It all started around 1998 when John's (my hubby) grandpa decided to slow down at age 90 and get some sheep. He and hiswife got a flock of 10 or so Icelandic sheep. Lo and behold, the ourdoorsman, trapping, hunting, past rancher, named his sheep individually and took to feeding certain favorite ones soda crackers. Our family often went over to help with days when the sheep needed to be worked for vaccinations and such. It was a real nice time for all of us.

Soon the wonderful wool qualities of Icelandic sheep begand being brought up by John's aunt during these times, somehow with my name attached. "Jean, this wool is supposed to be great for felting". "Look at these web sites and see what they've done with Icelandic wool". " Have you ever thought about trying spinning, look we washed a few locks, its so beautiful". So, being the crafty type, I soon began searching these things out and got very interested in everything wooly.

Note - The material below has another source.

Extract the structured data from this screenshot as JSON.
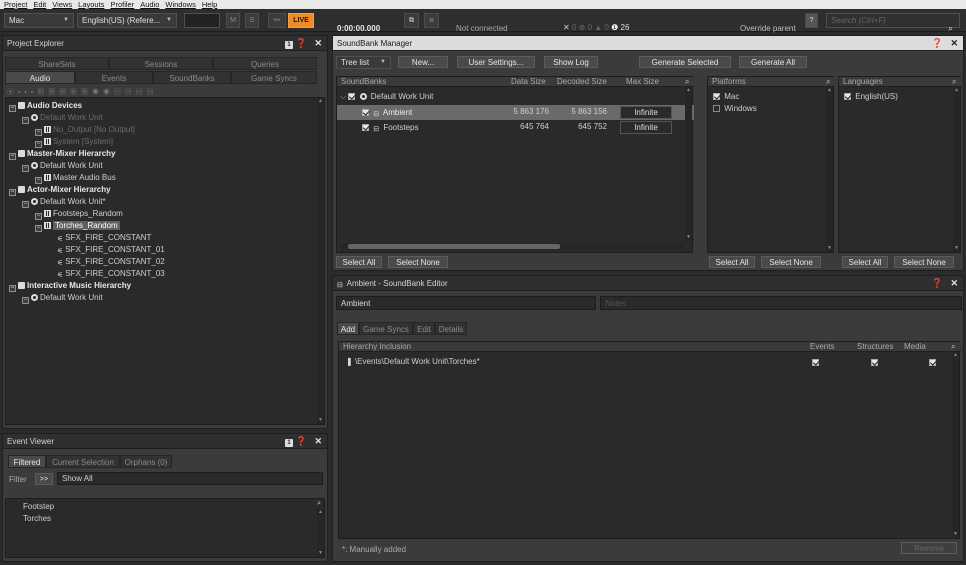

Felting appealed to me because of the primitive nature of it, ie: I didn't need to buy any fancy equipment !! Slippers and the like began showing up under my family's Christmas tree. Then a drop spindle joined our family, followed in a few years by a spinning wheel. Finally, yarn production !! Which meant I had to learn how to knit, so hats began appearing here and there.

Finally Grandpa decided to really retire at age 95 and sell his flock. We planned on taking a few of the favorites and finally having our own little flock. Then the people who came to look at them, bought the whole flock !! we were all amazed. And since our families mind was already wrapped around the idea of having sheep, we kept our eyes open. Soon a flock of Shetland sheep were offered to us. So w
e started with 6 ewes in 2002.

Now we have 13 ewes, including a few Icelandics descended from Grandpa's flock. In 2008 I learned about crossing Shetlands with Blue Faced Leicester rams to produce lambs that would be market ready in the Fall. so we started doing that with the introduction of Ramses, our BFL ram. Its worked great for us and we now have several repeat freezer lamb customers, plus less mouths to feed all winter.

Overall, our purpose is to produce excellent dual purpose sheep. We select for good size and growth in the ewes, easy lambing, as well as good fleeces.This year we bought a pure Icelandic ram to breed the ewe lambs to, as well as a few older ewes for replacements. The Icelandic/Shetland cross has produced some really great producing ewes with soft, nice fleeces.

 I am looking forward to doing "something" with the BFL/ Shetland lamb fleeces that were sheared off the market lambs. It is shinier than Shetland, plus has some neat looking texture with the BFL crimps. Plus we got Ramses pure BFL fleece processed into roving and that will be tons of fun for felting, and probably spinning/knitting too.